> **Work instructions**
Every entry that follows is to be duplicated exactly.

> **Source information**
[Start of section]

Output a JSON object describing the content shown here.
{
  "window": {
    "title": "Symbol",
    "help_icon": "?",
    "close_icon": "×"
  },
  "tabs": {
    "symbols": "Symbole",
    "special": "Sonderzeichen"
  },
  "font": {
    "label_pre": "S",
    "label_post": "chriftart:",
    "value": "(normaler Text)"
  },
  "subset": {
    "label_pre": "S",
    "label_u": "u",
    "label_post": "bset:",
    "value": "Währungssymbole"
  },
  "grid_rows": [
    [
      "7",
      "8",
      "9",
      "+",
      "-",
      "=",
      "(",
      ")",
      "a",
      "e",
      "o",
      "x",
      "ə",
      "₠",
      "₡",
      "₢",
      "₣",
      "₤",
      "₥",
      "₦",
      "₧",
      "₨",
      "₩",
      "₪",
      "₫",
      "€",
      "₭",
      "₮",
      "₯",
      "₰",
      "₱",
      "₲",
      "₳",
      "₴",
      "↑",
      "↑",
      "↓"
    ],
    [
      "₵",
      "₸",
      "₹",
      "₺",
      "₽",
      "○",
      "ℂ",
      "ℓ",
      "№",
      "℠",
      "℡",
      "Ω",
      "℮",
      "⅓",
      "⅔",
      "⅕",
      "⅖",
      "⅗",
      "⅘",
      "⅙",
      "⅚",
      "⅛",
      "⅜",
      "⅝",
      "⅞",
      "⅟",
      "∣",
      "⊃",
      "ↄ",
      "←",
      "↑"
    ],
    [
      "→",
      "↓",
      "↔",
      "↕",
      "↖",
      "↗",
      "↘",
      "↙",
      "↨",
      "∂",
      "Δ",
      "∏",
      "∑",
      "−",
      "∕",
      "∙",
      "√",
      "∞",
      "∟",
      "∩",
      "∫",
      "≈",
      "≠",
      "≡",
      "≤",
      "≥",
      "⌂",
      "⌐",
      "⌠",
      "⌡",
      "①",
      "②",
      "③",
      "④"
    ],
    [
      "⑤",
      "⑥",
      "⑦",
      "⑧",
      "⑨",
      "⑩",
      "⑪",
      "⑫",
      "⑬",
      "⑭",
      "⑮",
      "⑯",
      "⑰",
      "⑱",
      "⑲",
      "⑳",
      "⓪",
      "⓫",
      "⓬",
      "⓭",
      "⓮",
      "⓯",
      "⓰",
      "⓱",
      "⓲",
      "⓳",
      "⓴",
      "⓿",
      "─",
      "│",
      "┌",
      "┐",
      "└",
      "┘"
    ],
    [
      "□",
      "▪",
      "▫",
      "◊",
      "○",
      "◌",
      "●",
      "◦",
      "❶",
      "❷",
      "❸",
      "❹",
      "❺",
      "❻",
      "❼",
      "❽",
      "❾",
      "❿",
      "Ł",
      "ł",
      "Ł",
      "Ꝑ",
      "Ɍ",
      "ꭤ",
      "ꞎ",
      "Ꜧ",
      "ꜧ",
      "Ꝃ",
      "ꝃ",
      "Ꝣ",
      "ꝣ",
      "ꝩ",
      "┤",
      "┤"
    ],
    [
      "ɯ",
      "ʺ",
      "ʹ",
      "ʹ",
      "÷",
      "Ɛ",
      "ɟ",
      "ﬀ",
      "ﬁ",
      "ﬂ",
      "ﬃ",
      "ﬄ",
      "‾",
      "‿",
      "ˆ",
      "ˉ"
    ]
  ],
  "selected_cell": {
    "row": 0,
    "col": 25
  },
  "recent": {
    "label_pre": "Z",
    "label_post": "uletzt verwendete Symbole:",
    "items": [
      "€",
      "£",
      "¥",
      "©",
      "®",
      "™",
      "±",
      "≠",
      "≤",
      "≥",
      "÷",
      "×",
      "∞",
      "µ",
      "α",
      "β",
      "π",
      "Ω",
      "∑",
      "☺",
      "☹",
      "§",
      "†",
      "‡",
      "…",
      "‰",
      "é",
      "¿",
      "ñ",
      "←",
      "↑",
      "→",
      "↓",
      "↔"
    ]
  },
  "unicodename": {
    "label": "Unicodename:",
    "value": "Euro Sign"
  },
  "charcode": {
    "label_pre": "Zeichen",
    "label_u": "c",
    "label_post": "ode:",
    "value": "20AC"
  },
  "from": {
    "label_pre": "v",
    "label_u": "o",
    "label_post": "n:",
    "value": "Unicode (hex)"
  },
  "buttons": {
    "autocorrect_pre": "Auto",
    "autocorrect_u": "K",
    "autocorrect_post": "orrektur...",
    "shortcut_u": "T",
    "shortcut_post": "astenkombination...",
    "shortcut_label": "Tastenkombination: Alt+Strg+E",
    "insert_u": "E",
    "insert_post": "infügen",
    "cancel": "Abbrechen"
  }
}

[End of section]

> **Final answer**
Output a JSON object describing the content shown here.
{
  "window": {
    "title": "Symbol",
    "help_icon": "?",
    "close_icon": "×"
  },
  "tabs": {
    "symbols": "Symbole",
    "special": "Sonderzeichen"
  },
  "font": {
    "label_pre": "S",
    "label_post": "chriftart:",
    "value": "(normaler Text)"
  },
  "subset": {
    "label_pre": "S",
    "label_u": "u",
    "label_post": "bset:",
    "value": "Währungssymbole"
  },
  "grid_rows": [
    [
      "7",
      "8",
      "9",
      "+",
      "-",
      "=",
      "(",
      ")",
      "a",
      "e",
      "o",
      "x",
      "ə",
      "₠",
      "₡",
      "₢",
      "₣",
      "₤",
      "₥",
      "₦",
      "₧",
      "₨",
      "₩",
      "₪",
      "₫",
      "€",
      "₭",
      "₮",
      "₯",
      "₰",
      "₱",
      "₲",
      "₳",
      "₴",
      "↑",
      "↑",
      "↓"
    ],
    [
      "₵",
      "₸",
      "₹",
      "₺",
      "₽",
      "○",
      "ℂ",
      "ℓ",
      "№",
      "℠",
      "℡",
      "Ω",
      "℮",
      "⅓",
      "⅔",
      "⅕",
      "⅖",
      "⅗",
      "⅘",
      "⅙",
      "⅚",
      "⅛",
      "⅜",
      "⅝",
      "⅞",
      "⅟",
      "∣",
      "⊃",
      "ↄ",
      "←",
      "↑"
    ],
    [
      "→",
      "↓",
      "↔",
      "↕",
      "↖",
      "↗",
      "↘",
      "↙",
      "↨",
      "∂",
      "Δ",
      "∏",
      "∑",
      "−",
      "∕",
      "∙",
      "√",
      "∞",
      "∟",
      "∩",
      "∫",
      "≈",
      "≠",
      "≡",
      "≤",
      "≥",
      "⌂",
      "⌐",
      "⌠",
      "⌡",
      "①",
      "②",
      "③",
      "④"
    ],
    [
      "⑤",
      "⑥",
      "⑦",
      "⑧",
      "⑨",
      "⑩",
      "⑪",
      "⑫",
      "⑬",
      "⑭",
      "⑮",
      "⑯",
      "⑰",
      "⑱",
      "⑲",
      "⑳",
      "⓪",
      "⓫",
      "⓬",
      "⓭",
      "⓮",
      "⓯",
      "⓰",
      "⓱",
      "⓲",
      "⓳",
      "⓴",
      "⓿",
      "─",
      "│",
      "┌",
      "┐",
      "└",
      "┘"
    ],
    [
      "□",
      "▪",
      "▫",
      "◊",
      "○",
      "◌",
      "●",
      "◦",
      "❶",
      "❷",
      "❸",
      "❹",
      "❺",
      "❻",
      "❼",
      "❽",
      "❾",
      "❿",
      "Ł",
      "ł",
      "Ł",
      "Ꝑ",
      "Ɍ",
      "ꭤ",
      "ꞎ",
      "Ꜧ",
      "ꜧ",
      "Ꝃ",
      "ꝃ",
      "Ꝣ",
      "ꝣ",
      "ꝩ",
      "┤",
      "┤"
    ],
    [
      "ɯ",
      "ʺ",
      "ʹ",
      "ʹ",
      "÷",
      "Ɛ",
      "ɟ",
      "ﬀ",
      "ﬁ",
      "ﬂ",
      "ﬃ",
      "ﬄ",
      "‾",
      "‿",
      "ˆ",
      "ˉ"
    ]
  ],
  "selected_cell": {
    "row": 0,
    "col": 25
  },
  "recent": {
    "label_pre": "Z",
    "label_post": "uletzt verwendete Symbole:",
    "items": [
      "€",
      "£",
      "¥",
      "©",
      "®",
      "™",
      "±",
      "≠",
      "≤",
      "≥",
      "÷",
      "×",
      "∞",
      "µ",
      "α",
      "β",
      "π",
      "Ω",
      "∑",
      "☺",
      "☹",
      "§",
      "†",
      "‡",
      "…",
      "‰",
      "é",
      "¿",
      "ñ",
      "←",
      "↑",
      "→",
      "↓",
      "↔"
    ]
  },
  "unicodename": {
    "label": "Unicodename:",
    "value": "Euro Sign"
  },
  "charcode": {
    "label_pre": "Zeichen",
    "label_u": "c",
    "label_post": "ode:",
    "value": "20AC"
  },
  "from": {
    "label_pre": "v",
    "label_u": "o",
    "label_post": "n:",
    "value": "Unicode (hex)"
  },
  "buttons": {
    "autocorrect_pre": "Auto",
    "autocorrect_u": "K",
    "autocorrect_post": "orrektur...",
    "shortcut_u": "T",
    "shortcut_post": "astenkombination...",
    "shortcut_label": "Tastenkombination: Alt+Strg+E",
    "insert_u": "E",
    "insert_post": "infügen",
    "cancel": "Abbrechen"
  }
}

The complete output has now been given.